by nature allotted to each passion for expressing it externally. The actor who has these sounds at command to captivate the ear, is mighty: if he have also proper gestures at command to captivate the eye, he is irresistible.
The foregoing signs, though in a strict sense voluntary, cannot however be restrained but with the utmost difficulty when prompted by passion. We scarce need a stronger proof than the gestures of a keen player at bowls : observe only how he writhes his body, in order to restore a stray bowl to the right track. It is one article of good breeding, to suppress, as much as posfible, these external signs of passion, that we may not in company appear too warm, or too interested. The same observation holds in fpeech: a passion, it is true, when in extreme, is filent * ; but when less violent it must be vented in words, which have a peculiar force not to be equalled in a sedate composition. The ease and security we have in a confident, may encourage us to talk of ourselves and of our feelings : but the caufe is more general; for it operates when we are alone as well as in company. Passion is the cause ; for in many instances it is no flight gratification, to vent a paflion externally by words as well as by gestures. Some paffions, when at a certain height, impel us so strongly to vent them in words, that we speak with an audible voice even when there is none to listen. It is that circumstance in passion which justifies foliloquies ; and it is that circumstance which proves them to be natural *. The mind sometimes favours this impulse of passion, by bestowing a temporary sensibility upon any object at hand, in order to make it a confident. Thus in the Winter's Tale t, Antigonus addresses himself to an infant whom he was ordered to expose; Come, poor babe, I have heard, but not believ'd, the spirits of the dead,

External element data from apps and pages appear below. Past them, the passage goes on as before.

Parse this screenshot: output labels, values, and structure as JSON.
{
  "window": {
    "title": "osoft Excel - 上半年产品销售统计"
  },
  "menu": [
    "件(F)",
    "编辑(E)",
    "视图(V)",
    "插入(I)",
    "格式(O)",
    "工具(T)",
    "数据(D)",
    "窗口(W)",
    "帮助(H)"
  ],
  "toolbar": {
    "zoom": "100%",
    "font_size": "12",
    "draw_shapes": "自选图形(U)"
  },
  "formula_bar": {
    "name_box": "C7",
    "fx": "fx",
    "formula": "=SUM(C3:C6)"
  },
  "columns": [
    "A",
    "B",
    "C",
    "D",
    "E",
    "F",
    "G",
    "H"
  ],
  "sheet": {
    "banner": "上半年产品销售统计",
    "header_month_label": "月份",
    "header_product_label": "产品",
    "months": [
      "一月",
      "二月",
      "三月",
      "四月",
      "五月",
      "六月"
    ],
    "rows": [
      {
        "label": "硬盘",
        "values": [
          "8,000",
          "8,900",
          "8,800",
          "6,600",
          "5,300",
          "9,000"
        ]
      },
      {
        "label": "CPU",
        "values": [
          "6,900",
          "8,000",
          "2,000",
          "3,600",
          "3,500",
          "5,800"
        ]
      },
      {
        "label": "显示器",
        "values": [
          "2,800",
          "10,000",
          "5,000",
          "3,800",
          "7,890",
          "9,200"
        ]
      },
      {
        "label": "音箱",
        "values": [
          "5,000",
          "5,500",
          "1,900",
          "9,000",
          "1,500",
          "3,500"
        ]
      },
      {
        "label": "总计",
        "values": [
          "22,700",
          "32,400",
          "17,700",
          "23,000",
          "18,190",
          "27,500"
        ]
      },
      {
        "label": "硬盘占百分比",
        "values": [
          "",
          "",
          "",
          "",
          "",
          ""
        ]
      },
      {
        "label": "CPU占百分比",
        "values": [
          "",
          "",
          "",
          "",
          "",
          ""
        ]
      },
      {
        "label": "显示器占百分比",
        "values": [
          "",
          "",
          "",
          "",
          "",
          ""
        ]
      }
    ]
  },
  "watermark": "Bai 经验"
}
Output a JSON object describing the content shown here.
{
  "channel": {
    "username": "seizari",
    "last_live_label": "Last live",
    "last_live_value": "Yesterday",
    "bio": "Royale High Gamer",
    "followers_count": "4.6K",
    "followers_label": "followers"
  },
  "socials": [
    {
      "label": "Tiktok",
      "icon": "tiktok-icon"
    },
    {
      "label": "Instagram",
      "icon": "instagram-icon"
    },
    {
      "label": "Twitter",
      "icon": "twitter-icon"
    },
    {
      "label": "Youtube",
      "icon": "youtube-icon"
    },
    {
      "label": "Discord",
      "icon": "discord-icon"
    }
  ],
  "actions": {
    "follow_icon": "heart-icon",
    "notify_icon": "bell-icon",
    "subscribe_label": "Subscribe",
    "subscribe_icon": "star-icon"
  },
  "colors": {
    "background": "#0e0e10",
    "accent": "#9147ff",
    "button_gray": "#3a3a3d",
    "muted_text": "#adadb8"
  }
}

See Chap. 17.
* Though a foliloquy in the perturbation of passion is undoubtedly natural, and indeed not unfrequent in real life ; yet Congreve, who himself has penned several good soliloquies, yields, with more candour than knowledge, that they are unnatural; and he only pre. tends to justify them from necessity. This he does in his dedication of the Double Dealer, in the following words : “ When a man in a soliloquy reasons with

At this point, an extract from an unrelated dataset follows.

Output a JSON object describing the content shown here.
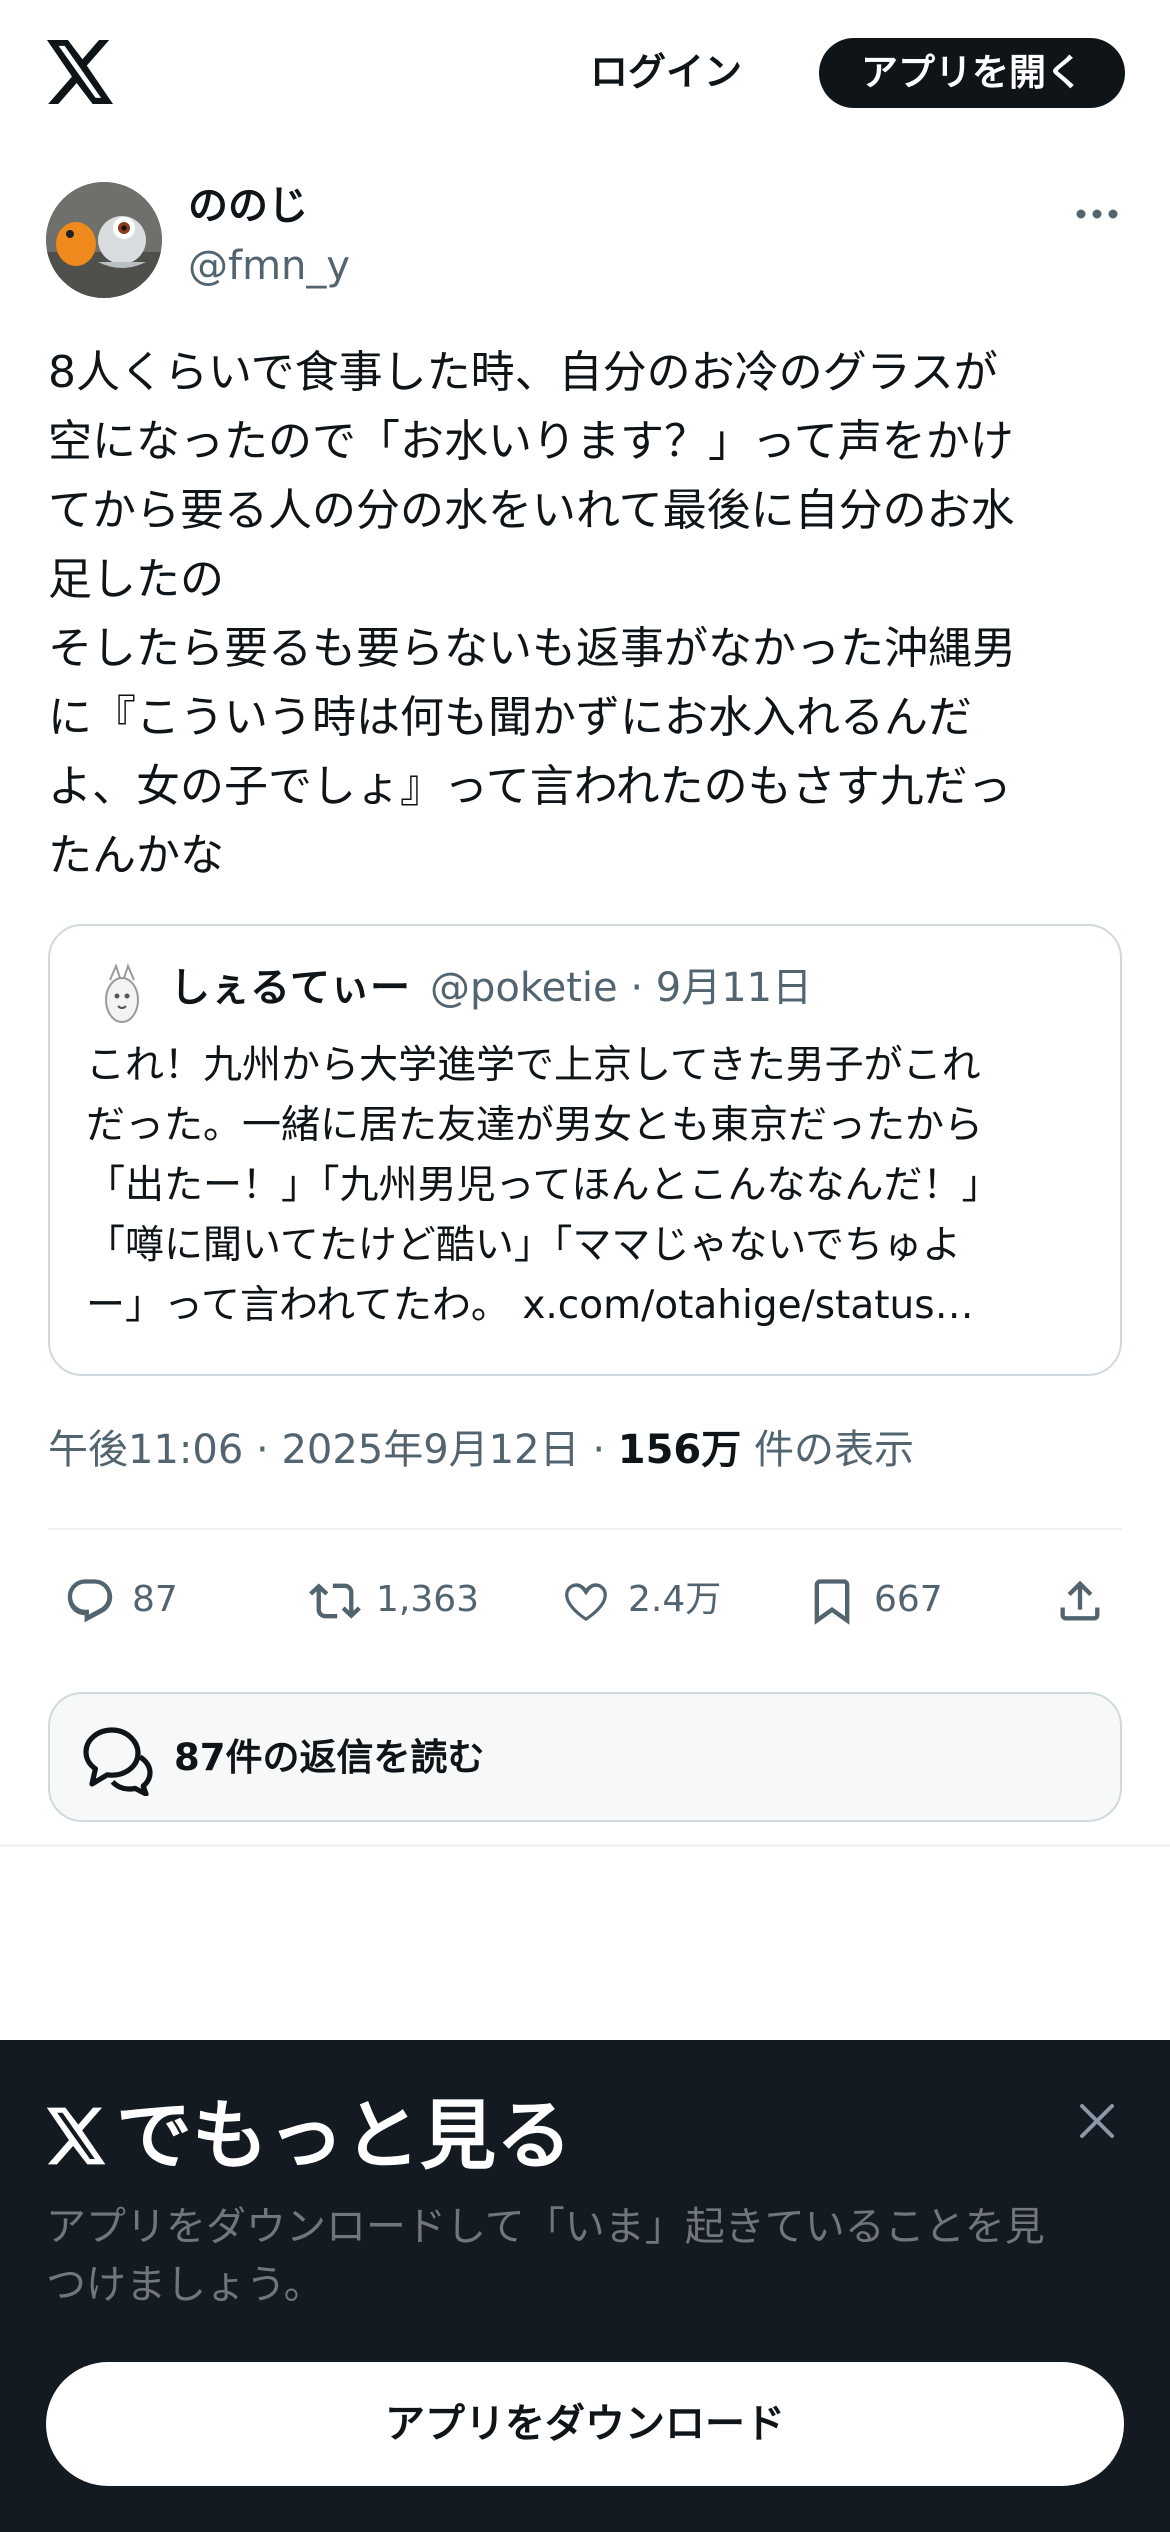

himself, and pro's and con's, and weighs all his de“ figns; we ought not to imagine, that this man ei“ ther talks to us, or to himself: he is only thinking, " and thinking (frequently) such matter as it were in“ excusable folly in him to speak. But because we

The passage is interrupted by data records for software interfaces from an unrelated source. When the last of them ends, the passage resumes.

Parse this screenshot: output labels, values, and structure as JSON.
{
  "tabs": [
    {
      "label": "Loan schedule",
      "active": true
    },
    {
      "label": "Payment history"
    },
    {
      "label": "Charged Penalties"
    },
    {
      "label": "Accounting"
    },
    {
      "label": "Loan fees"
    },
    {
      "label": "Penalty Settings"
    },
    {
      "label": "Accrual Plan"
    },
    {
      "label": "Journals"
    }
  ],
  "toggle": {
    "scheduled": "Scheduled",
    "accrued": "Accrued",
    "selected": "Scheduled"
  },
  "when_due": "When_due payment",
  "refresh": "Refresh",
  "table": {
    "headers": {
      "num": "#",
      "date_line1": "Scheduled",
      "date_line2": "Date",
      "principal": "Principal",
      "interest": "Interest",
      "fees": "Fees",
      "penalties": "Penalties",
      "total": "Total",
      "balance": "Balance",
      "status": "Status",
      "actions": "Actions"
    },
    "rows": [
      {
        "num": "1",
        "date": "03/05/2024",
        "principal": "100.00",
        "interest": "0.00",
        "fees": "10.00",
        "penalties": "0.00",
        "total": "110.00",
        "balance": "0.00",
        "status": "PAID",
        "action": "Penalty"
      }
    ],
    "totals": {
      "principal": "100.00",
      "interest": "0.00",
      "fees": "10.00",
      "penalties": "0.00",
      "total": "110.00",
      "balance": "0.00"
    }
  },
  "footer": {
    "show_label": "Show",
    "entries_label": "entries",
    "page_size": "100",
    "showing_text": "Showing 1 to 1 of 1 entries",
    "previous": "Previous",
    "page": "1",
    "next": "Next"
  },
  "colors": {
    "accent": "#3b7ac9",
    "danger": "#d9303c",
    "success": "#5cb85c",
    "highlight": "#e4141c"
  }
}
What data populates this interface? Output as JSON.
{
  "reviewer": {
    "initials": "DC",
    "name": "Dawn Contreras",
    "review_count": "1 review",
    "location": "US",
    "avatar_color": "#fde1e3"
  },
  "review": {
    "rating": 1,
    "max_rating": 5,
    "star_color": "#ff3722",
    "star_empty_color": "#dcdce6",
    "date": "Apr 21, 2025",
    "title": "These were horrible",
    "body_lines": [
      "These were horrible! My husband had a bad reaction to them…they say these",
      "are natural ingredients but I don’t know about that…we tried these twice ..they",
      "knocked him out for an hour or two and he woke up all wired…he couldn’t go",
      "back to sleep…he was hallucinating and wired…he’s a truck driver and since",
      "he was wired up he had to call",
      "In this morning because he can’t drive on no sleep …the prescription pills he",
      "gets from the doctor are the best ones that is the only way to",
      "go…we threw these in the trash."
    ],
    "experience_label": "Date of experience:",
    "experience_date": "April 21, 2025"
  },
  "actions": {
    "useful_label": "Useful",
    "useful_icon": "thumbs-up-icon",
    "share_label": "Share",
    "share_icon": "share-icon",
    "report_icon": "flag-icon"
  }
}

are concealed fpectators of the plot in agitation, and “ the poet finds it necessary to let us know the whole
mystery of his contrivance, he is willing to inform “ us of this person's thoughts, and to that end is forced “ to make use of the expedient of speech, no other “ better way being yet invented for the communica« tion of thought,"
+ Act. 3. fc. 6.